A best-on-field effort for Marinos in their loss to Kashiwa in April was spoiled by the Australian’s failure to mark Reysol’s diminutive (1.55m) forward Nakagawa who scored their second to put the game out of reach, whilst he perhaps unfairly earnt the angst of some supporters after Sanfrecce scored a late winner in this week’s final round of the Levain Cup to eliminate us from the competition. Overall, though, the Nakazawa-Degenek combination is looking more solid than we’ve seen at the back since the 2013 season and he’s been a positive addition to the squad.

After the first several weeks David Babunski and Hugo Vieira were relegated to the Levain Cup squad, which incidentally did nothing to help the team’s results. Just as some were starting to despair at the thought of yet another striker seeming to not work out for us, Vieira – the 2016 Serbian SuperLiga Players’ Union Player of the Season – has started finding the back of the net. With 4 goals in the 2 games (1 cup and 1 league, albeit 2 from the penalty spot), the tricolour supporters are back on the Hugo bandwagon in full voice as the small yet mobile and athletic striker looks confident, composed and is finishing his chances.

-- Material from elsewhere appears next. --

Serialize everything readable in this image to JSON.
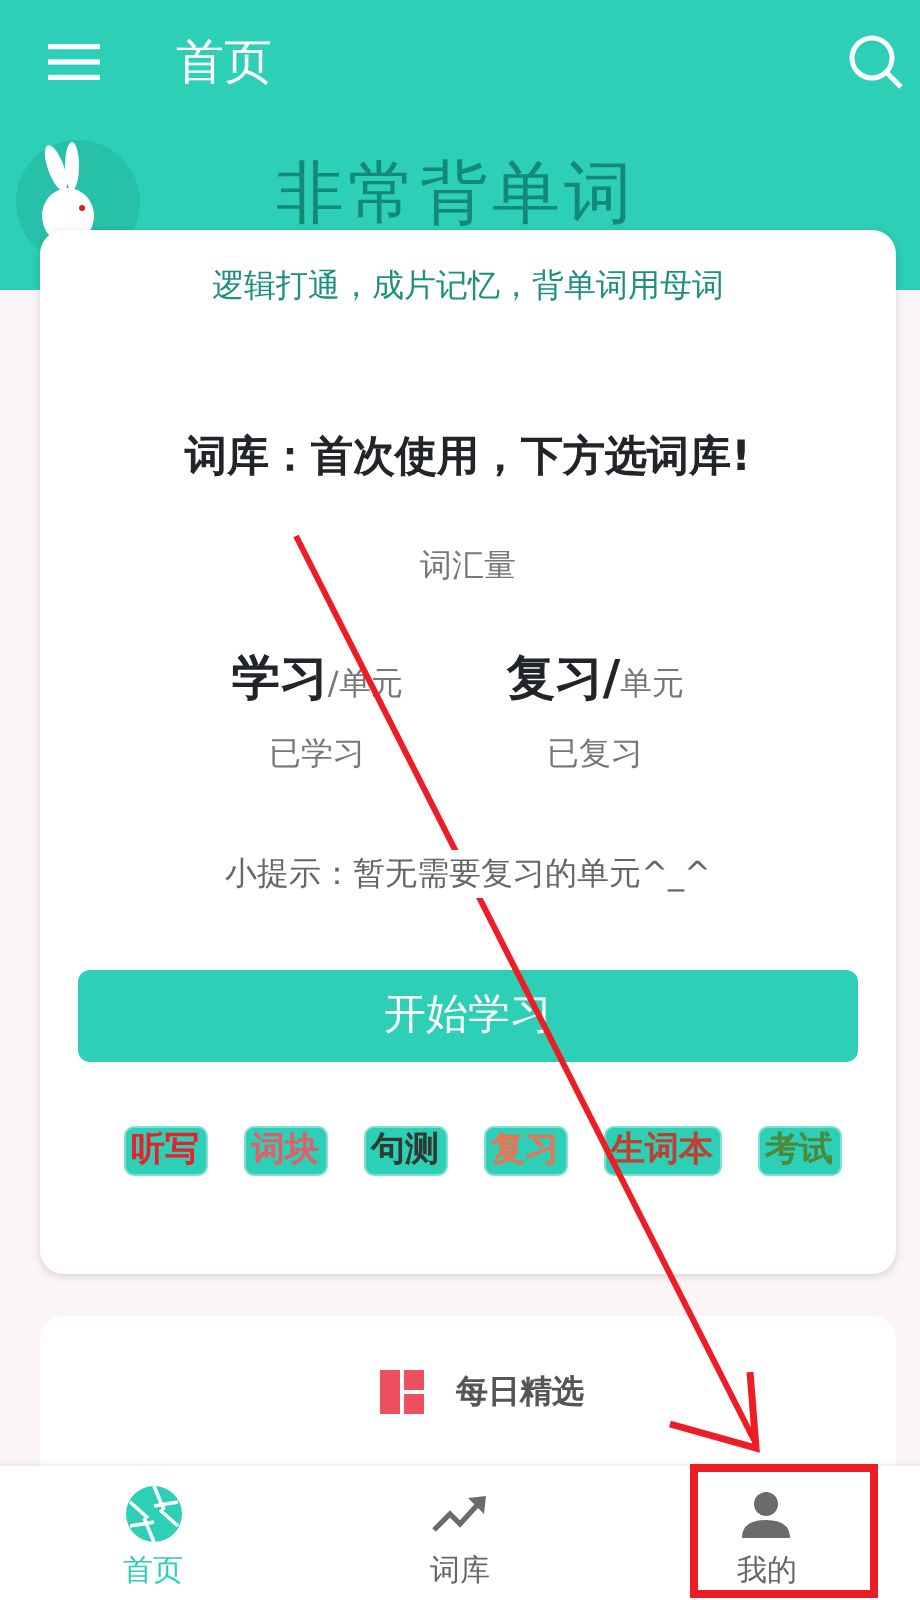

David Babunski, despite having played impressively and scoring in the first two games of the season, now finds himself in and out of the starting eleven from week to week. With obvious talent, the ex-Barca youth player (apologies, it had to be mentioned somewhere!) brings an X-Factor to a Shunsuke-less midfield, and in his absence the team has lacked a creator in the middle of the field – something that stood out to even a first time Marinos watcher next to me in the stands at Kashiwa. (Below is an example of the quality that Babunski can bring)

It’s difficult to expect a young player, new to the league to be able to pull the strings and impose himself on the game consistently, but when the other options are Maeda or Amano in the middle of the attack, I’d argue for giving the philosophical Macedonian more consistent playing time.

A post shared by David Babunski (@davidbabunski) on

#Philosophy from David Babunski’s instagram account


4. What do F.Marinos need to do to make a run at the ACL places? Is Mombaerts up to that task?

F.Marinos need to go on an extended run of good form, which I think can only come about if Mombaerts can take off his inner handbrake, so to say. We need to see Vieira and Babunski starting and a willingness to attack in the game plan, and the courage to keep at it. We need to see a more pro-active Mombaerts on the sidelines, less slow to react to the game, more willing to use his full compliment of substitutes.

The conservative approach works better for us in the knock-out environment of the Emperor’s Cup, for example. The much maligned Ito Sho, whose use by Mombaerts has come symbolise the more defensive, plodding Marinos style everyone knows and does not love, has an important role to play primarily as a forward who chases down defenders, covers passing lanes to help keep us in the game and only secondarily as a goal-scoring threat. Over the course of the season this might keep Marinos within reach of the top five, but leaves us vulnerable to upsets by ‘weaker’ teams and also won’t be enough to get us past the other top 5 contenders such as Kashima, Kashiwa, Cerezo and Gamba to whom we have already fallen.

So this shouldn’t be our Plan A. Yet I don’t think that anyone believes that Mombaerts has it in him to let the team regularly play in a more positive fashion – I certainly don’t. It’s not all on the manager though, there are some question marks over whether some of the starting players are yet of the calibre that one associates with a top four team. This season may be a case of close but not quite.


Big thanks to Tony for that in-depth look at the club he supports. Be sure to follow his musings at @tgR_tsuru. But he isn’t only member of the Yokohama F.Marinos foreign supporter bloc. Oh no, they have their own supporters group – Tricolore Pride. Always to be found behind the goal at Nissan or Mitsuzawa, they are a collective of foreign residents and football fans that have taken to watching F.Marinos, and they show themselves in an excellent light always.

Find the Tricolore Pride on Twitter at @TricolorePride